Waterborne, partly biobased PUDs: For more sustainable textile coatings
The trend toward carbon-neutral textiles
The stage is set for change. Legislative and regulatory pressure is growing, via actions like the EU Strategy for Sustainable and Circular Textiles. Credible certification and labeling are helping to increase value-chain transparency. And consumers are starting to demonstrate higher willingness to pay for textiles, when provided with third-party-verified information about a product’s environmental benefits.
Against this backdrop, collaboration is key to driving the sustainability transition in textile coatings. That means working not only with other fiber and fabric players, but also with other industries whose sustainability best practices, technologies, and innovations can be applied to textiles.
How functional coatings support textile sustainability
Of course, textile coatings come with some built-in sustainability benefits. Functional coatings – making fabrics waterproof, breathable, resistant to abrasion, and more – deliver properties that boost durability as well as performance, and thereby contribute to reducing waste.
The power of PUDs
Many textile brand owners have set ambitious targets to reduce their greenhouse gas emissions. The majority of CO2 emissions come from raw materials. Our portfolio of waterborne polyurethane dispersions (PUDs) is already making a positive impact in increasing sustainability and reducing emissions. The water-based textile coatings in our INSQIN® range have a global warming potential (GWP) up to 45% lower than solvent-based polymer resin equivalents – helping functional textile manufacturers reduce their environmental footprint. As a bluesign® system partner, we are demonstrating that our operations meet the highest standards for process control and resource use. We are also demonstrating that our products comply with the bluesign® system substance list (BSSL), a comprehensive list of restricted substances that takes common restricted substances lists (RSLs) into account.
What’s more, the partly biobased PUDs in our Impranil® CQ portfolio deliver a further GWP reduction of up to 48% at the same performance of conventional products – making textile coatings even more sustainable. Our continuously growing partly bio-based portfolio, containing 34–56% renewable carbon, can be easily dropped into existing formulations and is therefore an even more sustainable alternative for textile manufacturers.
The use of renewable feedstock attributed via the mass balance approach in textile raw materials can be another key step towards more climate-neutral textile products. Mass balancing ensures the incorporation of specific feedstock material, such as biomass, early in the value chain. Our mass balance approach is certified by the third-party International Sustainability & Carbon Certification (ISCC) PLUS standard..
We’re committed to developing waterborne, partly biobased, biodegradable coatings to make functional textiles even more sustainable. Meanwhile, we’re working with partners to develop viable recycling technologies that support circularity and help deliver the carbon-neutral coated textiles industry our world needs.
Impact from end to end
In addition to supporting more eco-friendly fabric production, water-based PUDs also play an important role at the other end of the product life cycle.

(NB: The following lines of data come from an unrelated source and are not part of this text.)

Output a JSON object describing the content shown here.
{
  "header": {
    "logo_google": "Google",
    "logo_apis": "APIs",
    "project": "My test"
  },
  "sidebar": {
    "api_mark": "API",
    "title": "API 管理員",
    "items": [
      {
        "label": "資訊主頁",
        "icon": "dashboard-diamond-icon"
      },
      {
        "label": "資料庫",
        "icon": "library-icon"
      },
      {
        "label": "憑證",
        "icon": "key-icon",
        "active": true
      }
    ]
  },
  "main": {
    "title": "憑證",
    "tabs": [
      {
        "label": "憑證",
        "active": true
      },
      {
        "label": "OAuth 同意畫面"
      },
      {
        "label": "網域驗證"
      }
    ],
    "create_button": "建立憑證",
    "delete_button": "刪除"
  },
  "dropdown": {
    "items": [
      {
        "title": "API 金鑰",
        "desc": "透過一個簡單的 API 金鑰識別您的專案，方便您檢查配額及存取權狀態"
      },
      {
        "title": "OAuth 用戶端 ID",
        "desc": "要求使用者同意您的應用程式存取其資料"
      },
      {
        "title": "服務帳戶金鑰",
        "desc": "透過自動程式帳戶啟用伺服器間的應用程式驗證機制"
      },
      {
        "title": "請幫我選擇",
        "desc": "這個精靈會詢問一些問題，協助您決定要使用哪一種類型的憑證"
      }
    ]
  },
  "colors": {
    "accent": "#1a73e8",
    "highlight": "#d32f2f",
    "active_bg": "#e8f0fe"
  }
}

After all, although circularity is built on the pillars of reuse, recovery, and recycling, these outcomes are not always possible. For instance, it’s difficult to achieve this for coated textiles in applications such as agricultural or personal care products.

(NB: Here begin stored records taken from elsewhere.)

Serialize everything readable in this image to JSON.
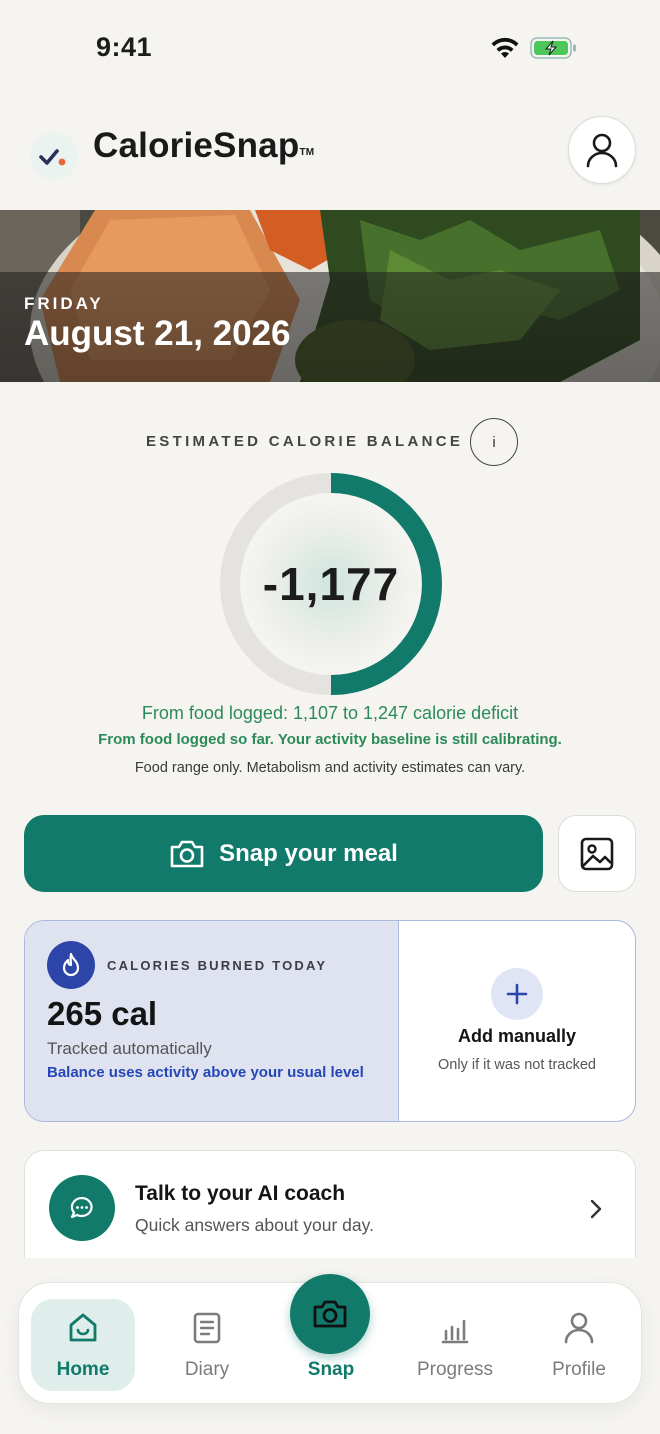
{
  "status_bar": {
    "time": "9:41"
  },
  "header": {
    "app_name": "CalorieSnap",
    "trademark": "TM"
  },
  "hero": {
    "day": "FRIDAY",
    "date": "August 21, 2026"
  },
  "balance": {
    "label": "ESTIMATED CALORIE BALANCE",
    "info_label": "i",
    "value": "-1,177",
    "ring_fill_fraction": 0.5,
    "deficit_text": "From food logged: 1,107 to 1,247 calorie deficit",
    "calibrate_text": "From food logged so far. Your activity baseline is still calibrating.",
    "disclaimer": "Food range only. Metabolism and activity estimates can vary."
  },
  "actions": {
    "snap_label": "Snap your meal"
  },
  "burned": {
    "label": "CALORIES BURNED TODAY",
    "value": "265 cal",
    "sub": "Tracked automatically",
    "note": "Balance uses activity above your usual level",
    "add_title": "Add manually",
    "add_sub": "Only if it was not tracked"
  },
  "coach": {
    "title": "Talk to your AI coach",
    "sub": "Quick answers about your day."
  },
  "nav": {
    "home": "Home",
    "diary": "Diary",
    "snap": "Snap",
    "progress": "Progress",
    "profile": "Profile"
  },
  "colors": {
    "accent": "#117a6b",
    "deficit_text": "#2c8a5a",
    "burned_bg": "#dfe3ef",
    "burned_accent": "#2d45a8"
  }
}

Biodegradable polymers are therefore another valuable solution for enabling the textiles industry’s sustainability transition. Our Impranil® DLN-SD, for instance, is a high-performance coating material that shows up to 66% degradation in water in 28 days (OECD test standard 301F) – thereby helping to lower the risk of microplastic leakage from discarded textiles. With the end-of-life impact of textiles being another key challenge for the industry (especially while effective textile recycling infrastructure remains a work in progress), biodegradable solutions have an important contribution to make.
Textile recycling: An obstacle to overcome
While textile coatings support sustainability via their intrinsic functionality, they also make it harder to recycle garments at their end of life. Globally, solutions for separating waste textiles are still lacking. So it’s particularly important that we, as a leading industry player in textile coatings, closely engage in collaborations to develop new and improved textile recycling technologies, enabling the de-coating and reuse of materials to produce new fibers.
The (eventual) success of textile recycling will depend on the suitability of the materials fed into the system. This means coatings need to be designed for circularity, using raw materials and processes that maximize the value we can recover from used products.
- Waterborne: Our waterborne INSQIN® coatings have a GWP 45% lower than solvent-based coatings
- Partly biobased: Our Impranil® CQ portfolio delivers up to 48% further GWP reductions
- Biodegradable: In testing, Impranil® DLN-SD degrades by 66% in water in 28 days
- Functional: INSQIN® coatings deliver protective properties for comfort and durability
- Premium quality: Across diverse applications, INSQIN® coatings are visually and haptically appealing